What to do → Show all lines of the entries in which the word "more" is found.

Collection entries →
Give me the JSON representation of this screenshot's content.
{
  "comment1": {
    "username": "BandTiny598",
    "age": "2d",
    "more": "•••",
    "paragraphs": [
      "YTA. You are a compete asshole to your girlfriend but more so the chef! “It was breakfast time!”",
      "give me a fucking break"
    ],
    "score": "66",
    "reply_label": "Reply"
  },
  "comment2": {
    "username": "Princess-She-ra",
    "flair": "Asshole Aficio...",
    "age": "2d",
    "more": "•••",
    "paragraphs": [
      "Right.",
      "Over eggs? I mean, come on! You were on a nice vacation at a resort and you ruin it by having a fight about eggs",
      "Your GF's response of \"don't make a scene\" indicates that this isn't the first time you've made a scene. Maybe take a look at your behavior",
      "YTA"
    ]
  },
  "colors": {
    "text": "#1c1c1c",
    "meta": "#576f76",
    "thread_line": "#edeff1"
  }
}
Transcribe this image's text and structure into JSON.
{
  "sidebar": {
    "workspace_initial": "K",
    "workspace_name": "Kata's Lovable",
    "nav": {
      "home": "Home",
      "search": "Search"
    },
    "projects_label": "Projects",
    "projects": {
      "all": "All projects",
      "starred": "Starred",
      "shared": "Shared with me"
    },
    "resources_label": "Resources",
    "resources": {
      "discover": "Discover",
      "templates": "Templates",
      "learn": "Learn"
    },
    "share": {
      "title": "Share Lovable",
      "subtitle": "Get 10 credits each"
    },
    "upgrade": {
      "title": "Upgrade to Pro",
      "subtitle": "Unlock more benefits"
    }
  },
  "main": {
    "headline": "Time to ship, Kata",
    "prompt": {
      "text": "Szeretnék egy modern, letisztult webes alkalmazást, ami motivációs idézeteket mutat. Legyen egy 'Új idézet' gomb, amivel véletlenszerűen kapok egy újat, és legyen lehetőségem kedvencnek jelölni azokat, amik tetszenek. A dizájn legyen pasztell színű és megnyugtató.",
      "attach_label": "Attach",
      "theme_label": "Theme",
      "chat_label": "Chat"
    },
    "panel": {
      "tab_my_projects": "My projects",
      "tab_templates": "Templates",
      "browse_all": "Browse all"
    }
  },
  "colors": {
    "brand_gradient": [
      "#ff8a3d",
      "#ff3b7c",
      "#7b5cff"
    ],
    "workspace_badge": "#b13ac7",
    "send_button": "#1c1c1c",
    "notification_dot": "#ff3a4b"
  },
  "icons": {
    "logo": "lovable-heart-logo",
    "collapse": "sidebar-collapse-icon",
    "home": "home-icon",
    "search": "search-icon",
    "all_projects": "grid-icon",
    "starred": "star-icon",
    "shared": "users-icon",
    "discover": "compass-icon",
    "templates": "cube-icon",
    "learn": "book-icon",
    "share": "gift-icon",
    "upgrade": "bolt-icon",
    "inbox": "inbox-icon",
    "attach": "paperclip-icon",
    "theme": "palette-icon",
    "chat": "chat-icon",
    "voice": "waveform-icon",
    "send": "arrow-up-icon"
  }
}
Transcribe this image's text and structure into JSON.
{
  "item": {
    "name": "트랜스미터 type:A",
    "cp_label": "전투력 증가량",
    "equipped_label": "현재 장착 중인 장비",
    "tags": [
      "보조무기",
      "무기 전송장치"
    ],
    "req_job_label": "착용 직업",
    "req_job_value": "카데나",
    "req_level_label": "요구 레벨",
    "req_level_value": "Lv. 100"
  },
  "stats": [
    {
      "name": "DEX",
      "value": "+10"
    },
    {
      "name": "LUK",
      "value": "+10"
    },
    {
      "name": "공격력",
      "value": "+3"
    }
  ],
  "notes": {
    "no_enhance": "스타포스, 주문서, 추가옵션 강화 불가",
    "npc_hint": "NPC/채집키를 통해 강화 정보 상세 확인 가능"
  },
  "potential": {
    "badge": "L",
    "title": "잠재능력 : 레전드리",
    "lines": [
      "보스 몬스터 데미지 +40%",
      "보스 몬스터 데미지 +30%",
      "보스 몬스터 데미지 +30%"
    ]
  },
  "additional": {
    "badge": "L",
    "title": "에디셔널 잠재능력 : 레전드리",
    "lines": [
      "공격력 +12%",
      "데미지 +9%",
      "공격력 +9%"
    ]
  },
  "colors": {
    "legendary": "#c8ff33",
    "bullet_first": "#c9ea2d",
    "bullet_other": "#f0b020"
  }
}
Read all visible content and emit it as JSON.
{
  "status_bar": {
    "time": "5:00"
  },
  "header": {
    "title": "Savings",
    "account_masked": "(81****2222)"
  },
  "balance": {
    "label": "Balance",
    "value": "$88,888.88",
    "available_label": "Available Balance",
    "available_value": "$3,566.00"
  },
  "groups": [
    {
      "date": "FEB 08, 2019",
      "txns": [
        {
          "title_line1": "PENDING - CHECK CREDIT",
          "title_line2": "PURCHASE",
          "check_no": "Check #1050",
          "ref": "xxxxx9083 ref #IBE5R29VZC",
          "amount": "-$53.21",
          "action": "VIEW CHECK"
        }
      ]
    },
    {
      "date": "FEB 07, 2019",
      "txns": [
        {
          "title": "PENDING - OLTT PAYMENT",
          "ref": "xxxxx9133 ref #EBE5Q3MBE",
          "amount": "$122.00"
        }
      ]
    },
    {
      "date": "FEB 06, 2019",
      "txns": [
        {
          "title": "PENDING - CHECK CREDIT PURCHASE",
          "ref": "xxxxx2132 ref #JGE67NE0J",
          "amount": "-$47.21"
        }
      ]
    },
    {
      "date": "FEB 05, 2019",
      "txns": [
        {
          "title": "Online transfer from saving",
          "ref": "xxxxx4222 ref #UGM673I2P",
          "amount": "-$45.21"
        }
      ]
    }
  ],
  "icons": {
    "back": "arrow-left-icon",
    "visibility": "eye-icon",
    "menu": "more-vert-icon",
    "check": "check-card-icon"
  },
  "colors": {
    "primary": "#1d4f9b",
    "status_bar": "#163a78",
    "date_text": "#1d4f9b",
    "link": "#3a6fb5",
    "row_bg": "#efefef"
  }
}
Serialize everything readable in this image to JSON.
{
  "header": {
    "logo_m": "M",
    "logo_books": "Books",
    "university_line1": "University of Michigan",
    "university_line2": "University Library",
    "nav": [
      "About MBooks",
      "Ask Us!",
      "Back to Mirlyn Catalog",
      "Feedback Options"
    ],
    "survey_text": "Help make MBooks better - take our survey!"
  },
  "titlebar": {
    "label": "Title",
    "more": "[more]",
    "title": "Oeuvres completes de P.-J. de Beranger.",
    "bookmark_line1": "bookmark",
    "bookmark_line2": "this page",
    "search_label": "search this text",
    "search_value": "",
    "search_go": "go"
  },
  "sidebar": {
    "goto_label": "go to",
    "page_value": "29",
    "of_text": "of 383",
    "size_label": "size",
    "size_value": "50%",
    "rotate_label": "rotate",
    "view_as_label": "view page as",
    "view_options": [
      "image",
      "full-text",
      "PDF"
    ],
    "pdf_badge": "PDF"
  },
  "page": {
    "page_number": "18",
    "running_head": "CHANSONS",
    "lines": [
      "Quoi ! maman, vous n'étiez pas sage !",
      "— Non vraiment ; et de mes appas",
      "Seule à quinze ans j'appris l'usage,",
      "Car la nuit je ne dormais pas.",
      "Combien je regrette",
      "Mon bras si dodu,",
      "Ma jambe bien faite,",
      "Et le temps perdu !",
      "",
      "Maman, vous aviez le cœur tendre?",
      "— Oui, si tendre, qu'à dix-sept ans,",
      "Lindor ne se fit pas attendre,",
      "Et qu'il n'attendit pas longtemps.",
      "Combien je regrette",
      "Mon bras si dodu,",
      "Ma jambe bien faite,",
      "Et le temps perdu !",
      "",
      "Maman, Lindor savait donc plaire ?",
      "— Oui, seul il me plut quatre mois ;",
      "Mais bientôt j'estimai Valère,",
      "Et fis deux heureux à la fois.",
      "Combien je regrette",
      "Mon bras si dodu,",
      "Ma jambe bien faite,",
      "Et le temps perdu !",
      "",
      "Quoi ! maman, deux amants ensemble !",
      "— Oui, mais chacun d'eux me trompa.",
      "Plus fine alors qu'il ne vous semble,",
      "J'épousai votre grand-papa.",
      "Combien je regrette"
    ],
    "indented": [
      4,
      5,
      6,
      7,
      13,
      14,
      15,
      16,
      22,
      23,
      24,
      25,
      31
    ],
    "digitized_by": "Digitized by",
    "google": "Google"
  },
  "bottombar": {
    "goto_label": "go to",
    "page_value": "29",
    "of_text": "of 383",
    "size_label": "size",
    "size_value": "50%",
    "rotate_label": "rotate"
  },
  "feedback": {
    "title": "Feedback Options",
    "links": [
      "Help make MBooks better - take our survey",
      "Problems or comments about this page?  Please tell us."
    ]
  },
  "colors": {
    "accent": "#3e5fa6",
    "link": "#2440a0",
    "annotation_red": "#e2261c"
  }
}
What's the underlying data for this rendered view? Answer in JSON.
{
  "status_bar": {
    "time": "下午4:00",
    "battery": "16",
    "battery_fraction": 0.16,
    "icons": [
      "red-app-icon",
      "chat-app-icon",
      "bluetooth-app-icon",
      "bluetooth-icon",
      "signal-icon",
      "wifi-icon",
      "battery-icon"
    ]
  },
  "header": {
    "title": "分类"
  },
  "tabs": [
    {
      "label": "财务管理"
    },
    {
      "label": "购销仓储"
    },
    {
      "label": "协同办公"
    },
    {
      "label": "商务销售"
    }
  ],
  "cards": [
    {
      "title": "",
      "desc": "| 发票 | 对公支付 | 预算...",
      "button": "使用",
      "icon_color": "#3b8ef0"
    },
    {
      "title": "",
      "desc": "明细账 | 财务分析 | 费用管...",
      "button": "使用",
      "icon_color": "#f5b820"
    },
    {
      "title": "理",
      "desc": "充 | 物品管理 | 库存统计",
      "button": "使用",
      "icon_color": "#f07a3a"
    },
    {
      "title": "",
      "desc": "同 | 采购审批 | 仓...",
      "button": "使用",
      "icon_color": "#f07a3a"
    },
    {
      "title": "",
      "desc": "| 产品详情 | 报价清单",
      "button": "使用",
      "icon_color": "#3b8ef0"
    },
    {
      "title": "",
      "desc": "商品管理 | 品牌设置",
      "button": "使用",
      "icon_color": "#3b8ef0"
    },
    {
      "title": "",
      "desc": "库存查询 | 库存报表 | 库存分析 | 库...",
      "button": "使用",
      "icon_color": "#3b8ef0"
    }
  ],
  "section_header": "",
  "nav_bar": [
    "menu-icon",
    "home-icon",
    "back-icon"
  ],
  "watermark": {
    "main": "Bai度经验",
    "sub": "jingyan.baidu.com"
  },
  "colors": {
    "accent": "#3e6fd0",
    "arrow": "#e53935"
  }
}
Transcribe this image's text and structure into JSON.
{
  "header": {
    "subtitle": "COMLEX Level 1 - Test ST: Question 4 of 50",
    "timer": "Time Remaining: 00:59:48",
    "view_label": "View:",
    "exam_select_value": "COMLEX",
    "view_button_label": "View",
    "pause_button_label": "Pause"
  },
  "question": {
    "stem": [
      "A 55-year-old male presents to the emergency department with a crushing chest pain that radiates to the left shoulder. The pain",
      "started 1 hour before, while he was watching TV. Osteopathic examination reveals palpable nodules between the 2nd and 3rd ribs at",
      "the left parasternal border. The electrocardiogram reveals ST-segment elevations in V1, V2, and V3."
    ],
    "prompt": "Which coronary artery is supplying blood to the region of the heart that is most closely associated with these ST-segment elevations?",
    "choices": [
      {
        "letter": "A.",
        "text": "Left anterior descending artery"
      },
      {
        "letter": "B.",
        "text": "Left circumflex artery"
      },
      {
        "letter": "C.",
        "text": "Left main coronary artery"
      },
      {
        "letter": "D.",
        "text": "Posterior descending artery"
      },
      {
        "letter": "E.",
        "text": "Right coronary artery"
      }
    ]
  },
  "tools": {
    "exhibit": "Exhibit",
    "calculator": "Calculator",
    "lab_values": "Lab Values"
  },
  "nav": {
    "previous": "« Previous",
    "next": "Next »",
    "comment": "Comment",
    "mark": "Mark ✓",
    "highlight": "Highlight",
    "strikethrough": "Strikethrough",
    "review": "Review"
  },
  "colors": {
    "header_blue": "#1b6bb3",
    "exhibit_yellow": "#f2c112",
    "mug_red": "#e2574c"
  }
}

Answer for the task →
    "more": "•••",
      "YTA. You are a compete asshole to your girlfriend but more so the chef! “It was breakfast time!”",
    "more": "•••",
      "subtitle": "Unlock more benefits"
    "menu": "more-vert-icon",
    "more": "[more]",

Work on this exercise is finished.